Before reaching that point, though, members had to dispose of the Commerce-Justice-State bill, which was threatened not only by controversial census language, permitting the administration to continue with plans to use statistical sampling in the next census, and providing an expedited procedure by which Republicans can challenge sampling's constitutionality, but also by activities stemming from the wrapup of the Foreign Operations bill earlier Thursday.
Leaders finally sprung the Foreign Operations bill from the House Wednesday night, with anti-abortion members backing off of language to bar funding of international family planning organizations that use their own money to perform or promote abortion.
But the price of that deal involved striking from the bill two provisions the administration wanted, some $3.5 billion for a new IMF currency stabilization program and $936 million to pay back debts to the United Nations.
And Republicans made it clear the provisions will remain linked for the foreseeable future.
"The speaker told us 'I give you my word. They don't get a dime until there's some movement'" on the family planning issue, said Rep. Christopher Smith, R-N.J., leader of the effort to restore the family planning restrictions.
But while the Foreign Operations bill was approved by the Senate and sent to the president early Thursday afternoon, the ill will lingered on, with both sides accusing the other of subverting U.S. foreign policy to the desires of domestic interest groups on the abortion issue.
"I'm very disappointed in the White House decision to put domestic politics ahead of the national interest," said House Speaker Newt Gingrich, R-Ga., at a Thursday news conference, paraphrasing a letter he sent to Clinton earlier in the day.
But House Appropriations ranking member David Obey, D-Wis., said Republicans' decision to explicitly link two unrelated provisions to the family planning fight was "a negligent decision" that "does not punish Bill Clinton, it punishes the country."
Obey, however, was unsuccessful in his attempt to force modified versions of the IMF and U.N. language into the Commerce- Justice-State bill.
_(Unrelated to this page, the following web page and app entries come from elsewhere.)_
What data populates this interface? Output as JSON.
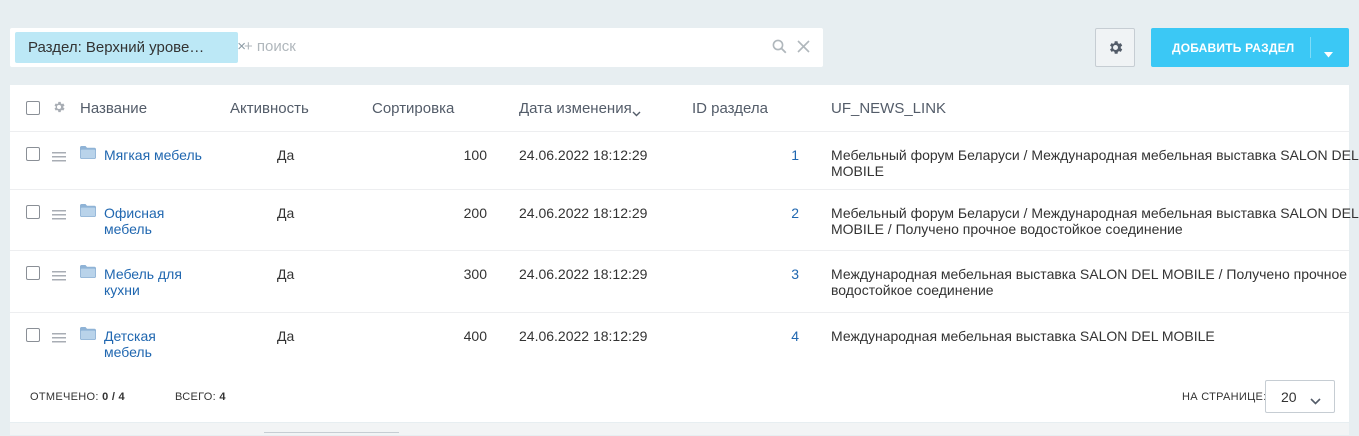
{
  "filter": {
    "chip_label": "Раздел: Верхний урове…",
    "chip_close": "×",
    "search_placeholder": "+ поиск"
  },
  "toolbar": {
    "add_label": "ДОБАВИТЬ РАЗДЕЛ"
  },
  "columns": {
    "name": "Название",
    "active": "Активность",
    "sort": "Сортировка",
    "date": "Дата изменения",
    "id": "ID раздела",
    "uf": "UF_NEWS_LINK"
  },
  "rows": [
    {
      "name": [
        "Мягкая мебель"
      ],
      "active": "Да",
      "sort": "100",
      "date": "24.06.2022 18:12:29",
      "id": "1",
      "uf": [
        "Мебельный форум Беларуси / Международная мебельная выставка SALON DEL",
        "MOBILE"
      ]
    },
    {
      "name": [
        "Офисная",
        "мебель"
      ],
      "active": "Да",
      "sort": "200",
      "date": "24.06.2022 18:12:29",
      "id": "2",
      "uf": [
        "Мебельный форум Беларуси / Международная мебельная выставка SALON DEL",
        "MOBILE / Получено прочное водостойкое соединение"
      ]
    },
    {
      "name": [
        "Мебель для",
        "кухни"
      ],
      "active": "Да",
      "sort": "300",
      "date": "24.06.2022 18:12:29",
      "id": "3",
      "uf": [
        "Международная мебельная выставка SALON DEL MOBILE / Получено прочное",
        "водостойкое соединение"
      ]
    },
    {
      "name": [
        "Детская",
        "мебель"
      ],
      "active": "Да",
      "sort": "400",
      "date": "24.06.2022 18:12:29",
      "id": "4",
      "uf": [
        "Международная мебельная выставка SALON DEL MOBILE"
      ]
    }
  ],
  "footer": {
    "selected_label": "ОТМЕЧЕНО:",
    "selected_value": "0 / 4",
    "total_label": "ВСЕГО:",
    "total_value": "4",
    "per_page_label": "НА СТРАНИЦЕ:",
    "per_page_value": "20"
  },
  "colors": {
    "accent": "#3bc8f5",
    "link": "#2067b0",
    "chip": "#bce8f6",
    "folder": "#8fb3d6"
  }
}
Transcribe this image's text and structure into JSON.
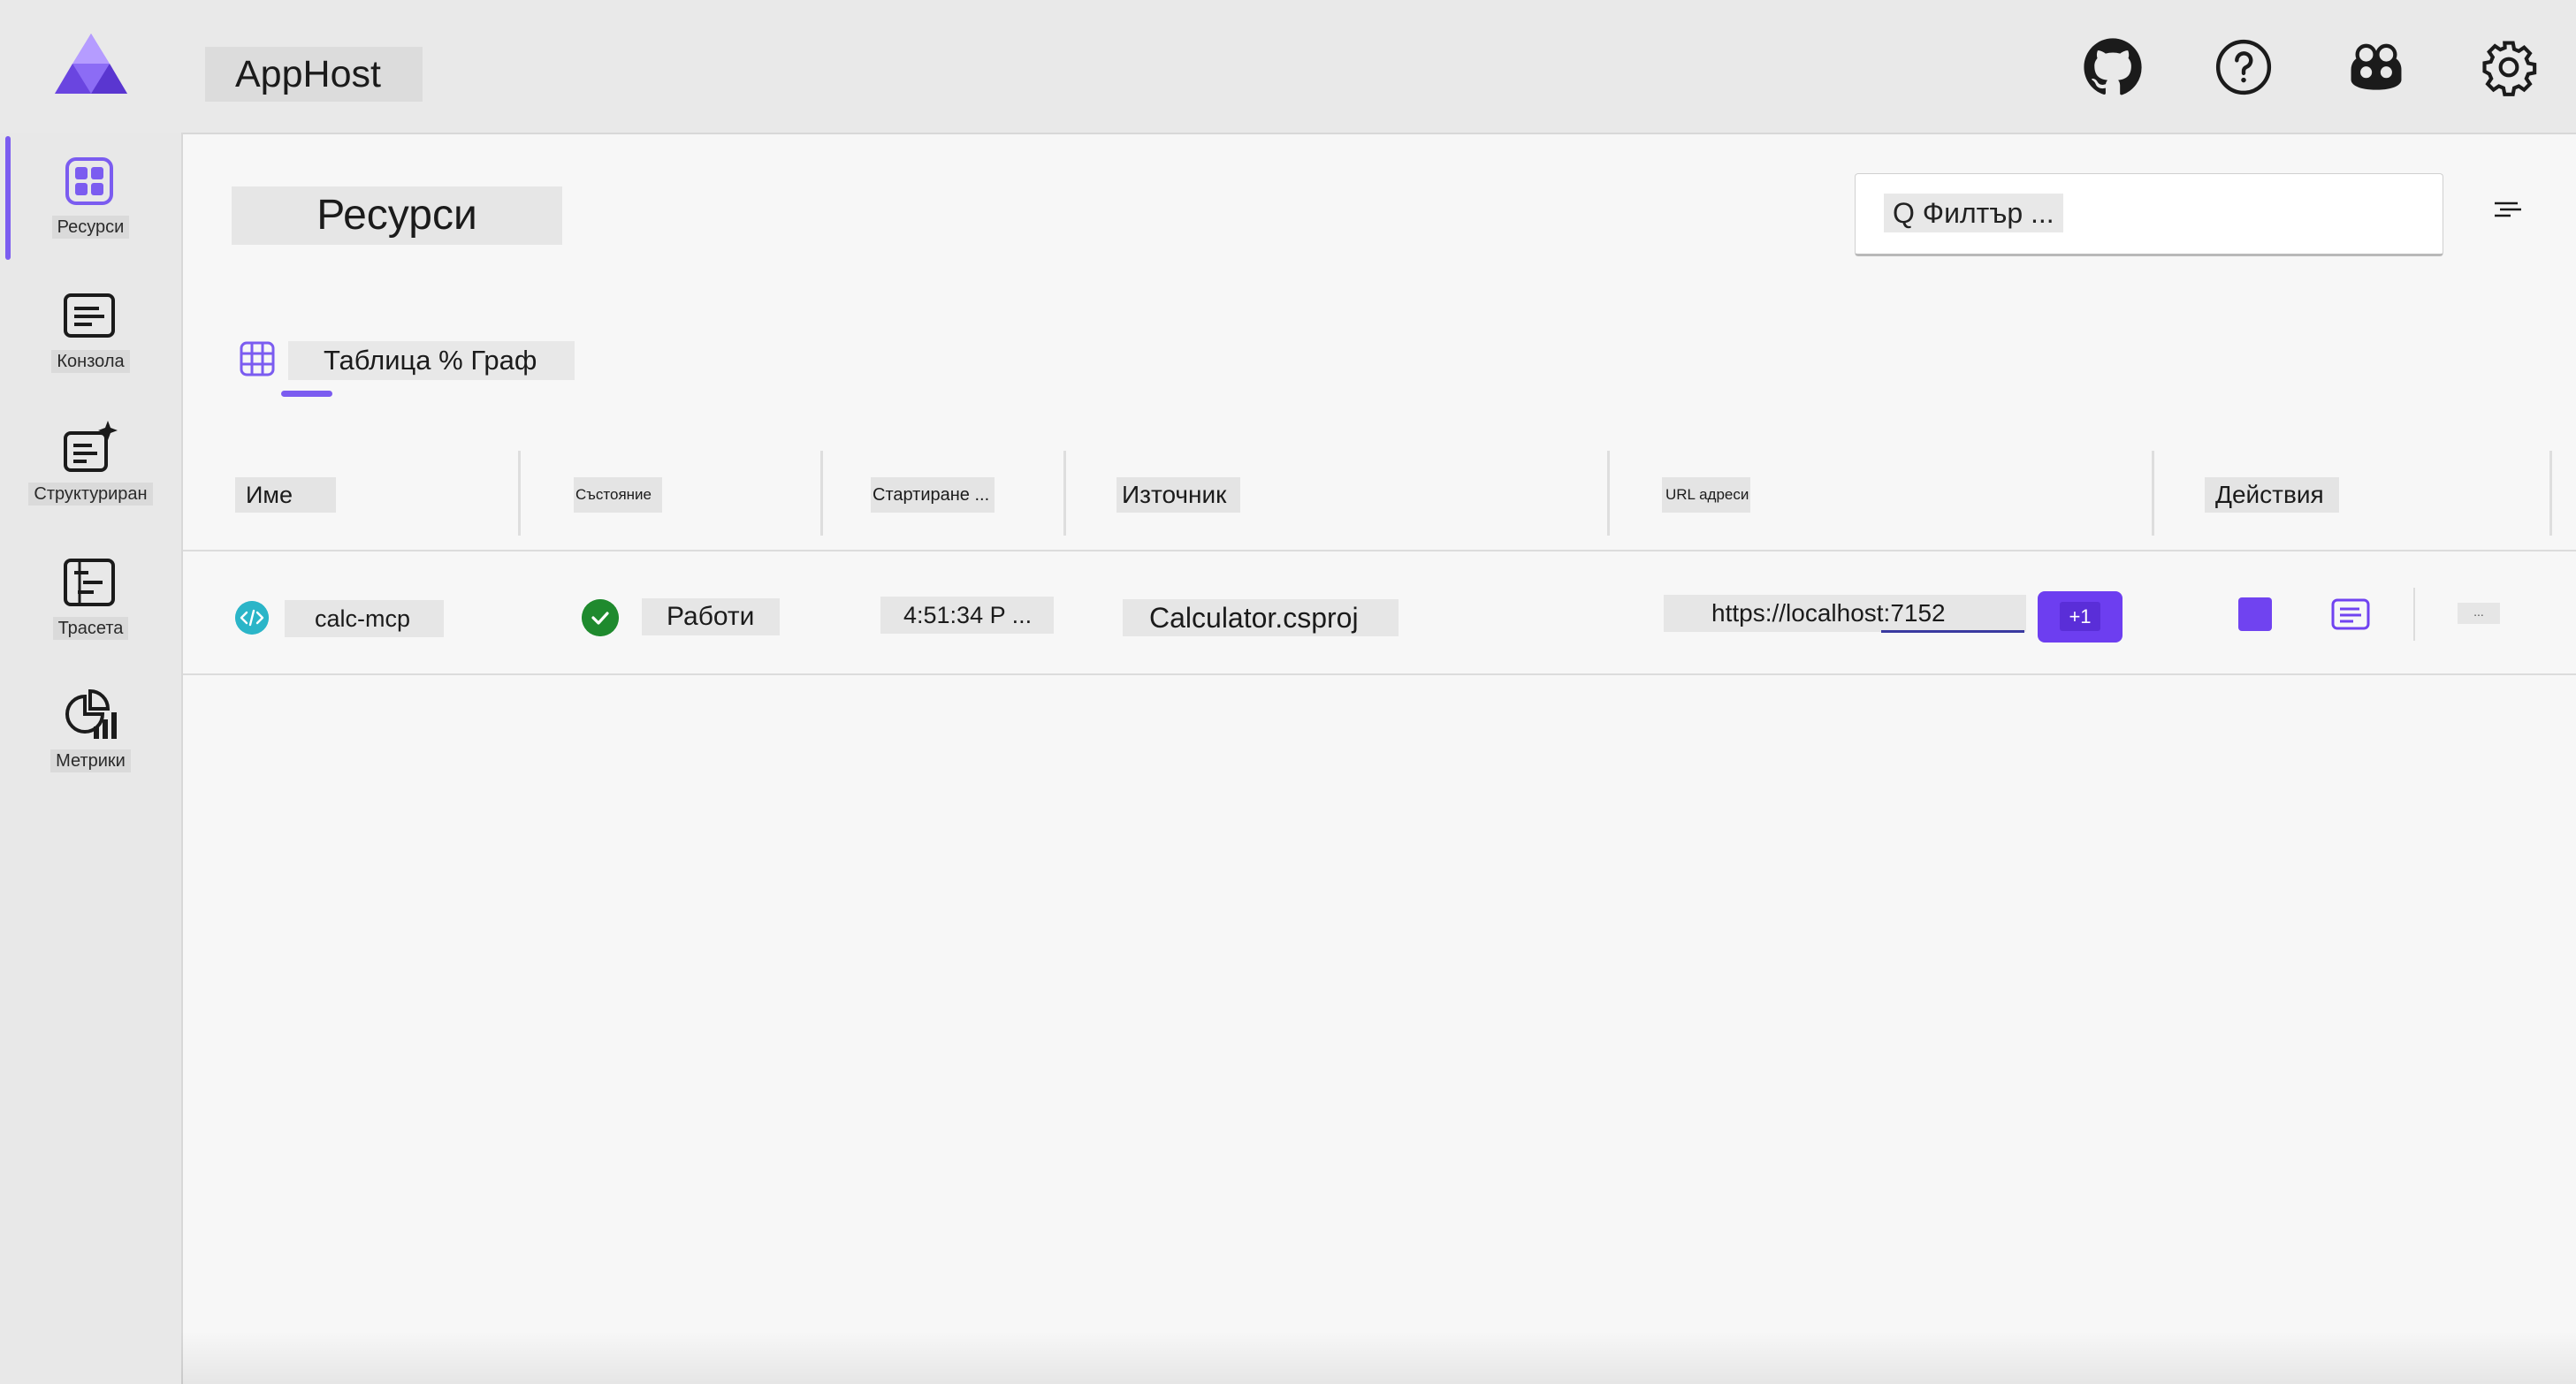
{
  "app": {
    "title": "AppHost"
  },
  "sidebar": {
    "items": [
      {
        "label": "Ресурси",
        "icon": "resources-icon",
        "active": true
      },
      {
        "label": "Конзола",
        "icon": "console-icon",
        "active": false
      },
      {
        "label": "Структуриран",
        "icon": "structured-logs-icon",
        "active": false
      },
      {
        "label": "Трасета",
        "icon": "traces-icon",
        "active": false
      },
      {
        "label": "Метрики",
        "icon": "metrics-icon",
        "active": false
      }
    ]
  },
  "header_icons": [
    "github-icon",
    "help-icon",
    "copilot-icon",
    "settings-icon"
  ],
  "page": {
    "title": "Ресурси",
    "filter_placeholder": "Q Филтър ...",
    "tabs_label": "Таблица % Граф"
  },
  "table": {
    "columns": [
      "Име",
      "Състояние",
      "Стартиране ...",
      "Източник",
      "URL адреси",
      "Действия"
    ],
    "rows": [
      {
        "name": "calc-mcp",
        "state": "Работи",
        "start": "4:51:34 P ...",
        "source": "Calculator.csproj",
        "url": "https://localhost:7152",
        "url_extra": "+1",
        "more": "..."
      }
    ]
  },
  "colors": {
    "accent": "#7b5cf0",
    "running": "#1f8a2e",
    "project": "#2bb5c8",
    "badge": "#6d3ef0"
  }
}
His motion to recommit the conference report was rejected 216-171.
"You're kind of fighting the smell of jet fuel," said one Democratic appropriations aide, predicting earlier in the day that the move would fail.